October 16, 2020


Recent years have seen a rise in the decommissioning of old bin chutes, and in new developments architects frequently opt for external bin storage over internal stores and chutes. But why is this?

The problem with bin chutes

Bin chutes pose a number of issues. Modern lifestyles have led to the increase in the amount of household refuse, meaning bigger refuse sacks are needed. Bin chutes are often too small to cope with the refuse sacks now in common use; they frequently become blocked and rubbish accumulates as residents continue to use them. For landlords, there are health and safety risks involved in unblocking the chutes, and removal can be costly especially if this is regular occurrence.

One of most common environmental complaints regarding bin chutes is the characteristic smell of decomposing food, which can also become a health hazard for residents.

Bin chutes also pose a significant fire risk if not correctly maintained, which in itself can be quite an expensive exercise.

In blocks of flats with bin chutes, little or no recycling takes place. There is simply no incentive for residents to segregate their recycling from their everyday rubbish when it’s so easy to just throw it all down the chute. While modern bin chute systems do make it possible to recycle, retrofitting this technology to older properties is expensive and can face the same blockage problems.

Where bin chutes are incorporated into new developments, developers often find them a costly. It’s no wonder that increasingly we see architects looking alterative options for waste management, and in older developments the decommissioning of chutes is on the rise.

 

The benefits of bin enclosures

Bin enclosures that are sited outside the entrances of blocks of flats offer a safer and more attractive alternative to bin chutes. Choosing a convenient location will make it as easy and convenient as possible for them to use whenever they are leaving the block.

They accommodate the large bin bags with ease so there are no blockages to contend with, and being separated from the block by several metres means that the fire risks are dramatically reduced.

It is simple enough for residents to take out their separated refuse and recycling at the same time and place them through clearly-designated bin apertures, without having to lift a bin lid or enter a bin store.

Our clients find that new bins stores improve existing environments and encourage residents to recycle. They also result in substantial cost savings as the ongoing maintenance costs associated with bin chutes are removed.
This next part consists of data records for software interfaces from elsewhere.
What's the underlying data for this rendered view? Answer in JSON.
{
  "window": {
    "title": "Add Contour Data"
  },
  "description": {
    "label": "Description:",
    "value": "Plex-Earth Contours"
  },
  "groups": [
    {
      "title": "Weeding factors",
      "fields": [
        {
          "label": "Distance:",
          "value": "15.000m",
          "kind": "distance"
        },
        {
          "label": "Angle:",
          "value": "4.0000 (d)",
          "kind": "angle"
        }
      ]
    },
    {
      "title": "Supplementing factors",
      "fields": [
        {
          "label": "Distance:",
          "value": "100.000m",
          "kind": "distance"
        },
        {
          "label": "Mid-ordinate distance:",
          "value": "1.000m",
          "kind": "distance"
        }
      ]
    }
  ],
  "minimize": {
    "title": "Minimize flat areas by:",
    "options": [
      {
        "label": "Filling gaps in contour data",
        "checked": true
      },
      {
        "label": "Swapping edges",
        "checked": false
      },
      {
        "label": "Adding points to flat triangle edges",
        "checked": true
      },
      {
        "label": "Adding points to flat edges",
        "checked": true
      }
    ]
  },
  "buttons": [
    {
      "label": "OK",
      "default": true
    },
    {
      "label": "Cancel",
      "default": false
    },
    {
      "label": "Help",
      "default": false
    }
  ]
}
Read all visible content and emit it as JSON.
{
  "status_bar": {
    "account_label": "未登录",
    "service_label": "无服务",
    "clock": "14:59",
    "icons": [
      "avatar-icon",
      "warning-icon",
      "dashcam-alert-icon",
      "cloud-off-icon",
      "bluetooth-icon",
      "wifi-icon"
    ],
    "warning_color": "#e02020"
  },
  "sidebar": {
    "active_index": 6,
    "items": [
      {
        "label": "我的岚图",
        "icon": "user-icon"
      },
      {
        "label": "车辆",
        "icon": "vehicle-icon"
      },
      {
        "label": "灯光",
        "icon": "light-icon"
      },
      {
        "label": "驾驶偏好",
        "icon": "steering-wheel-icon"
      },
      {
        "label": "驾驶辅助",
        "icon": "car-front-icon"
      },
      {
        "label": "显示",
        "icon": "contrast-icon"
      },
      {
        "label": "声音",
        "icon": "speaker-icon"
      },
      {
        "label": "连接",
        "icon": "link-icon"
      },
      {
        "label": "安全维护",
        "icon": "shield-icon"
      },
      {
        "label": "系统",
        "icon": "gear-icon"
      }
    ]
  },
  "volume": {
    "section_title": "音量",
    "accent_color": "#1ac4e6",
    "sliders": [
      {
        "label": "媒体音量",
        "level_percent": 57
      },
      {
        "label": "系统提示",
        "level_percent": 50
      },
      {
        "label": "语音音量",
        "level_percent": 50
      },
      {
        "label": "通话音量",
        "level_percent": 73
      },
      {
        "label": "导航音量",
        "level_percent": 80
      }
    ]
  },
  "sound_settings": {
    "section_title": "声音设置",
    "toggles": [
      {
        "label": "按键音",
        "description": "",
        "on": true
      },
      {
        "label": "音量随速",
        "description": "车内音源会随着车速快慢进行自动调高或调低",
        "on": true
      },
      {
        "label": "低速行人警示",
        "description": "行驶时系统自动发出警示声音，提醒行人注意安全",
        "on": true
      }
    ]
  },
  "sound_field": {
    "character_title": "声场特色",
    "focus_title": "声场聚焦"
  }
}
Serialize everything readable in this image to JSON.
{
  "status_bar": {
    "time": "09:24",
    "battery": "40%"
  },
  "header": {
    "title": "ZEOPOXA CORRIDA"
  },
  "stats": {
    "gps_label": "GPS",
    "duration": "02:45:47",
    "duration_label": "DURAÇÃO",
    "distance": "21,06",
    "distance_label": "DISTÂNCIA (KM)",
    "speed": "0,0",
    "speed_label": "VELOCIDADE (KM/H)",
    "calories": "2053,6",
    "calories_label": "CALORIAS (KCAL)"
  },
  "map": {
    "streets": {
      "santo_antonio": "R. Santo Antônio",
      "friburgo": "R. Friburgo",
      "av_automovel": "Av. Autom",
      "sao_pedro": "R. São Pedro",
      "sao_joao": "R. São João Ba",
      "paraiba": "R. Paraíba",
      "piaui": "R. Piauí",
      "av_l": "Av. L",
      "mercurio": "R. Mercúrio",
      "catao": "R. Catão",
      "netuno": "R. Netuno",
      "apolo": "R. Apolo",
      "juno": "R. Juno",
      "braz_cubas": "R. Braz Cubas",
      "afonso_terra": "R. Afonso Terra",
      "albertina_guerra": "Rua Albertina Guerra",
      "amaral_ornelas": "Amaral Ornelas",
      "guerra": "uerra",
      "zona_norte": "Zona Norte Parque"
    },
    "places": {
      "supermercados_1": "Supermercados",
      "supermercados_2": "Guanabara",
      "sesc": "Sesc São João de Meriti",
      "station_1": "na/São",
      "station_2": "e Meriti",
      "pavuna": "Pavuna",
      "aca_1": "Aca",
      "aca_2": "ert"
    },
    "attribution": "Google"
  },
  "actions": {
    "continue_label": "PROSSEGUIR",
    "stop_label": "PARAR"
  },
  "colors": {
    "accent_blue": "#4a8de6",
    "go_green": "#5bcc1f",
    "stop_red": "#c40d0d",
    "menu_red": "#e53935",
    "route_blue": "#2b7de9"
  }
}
It is clear that external bin stores present landlords with a great opportunity to drive real change and reduce costs within communities for a modest investment.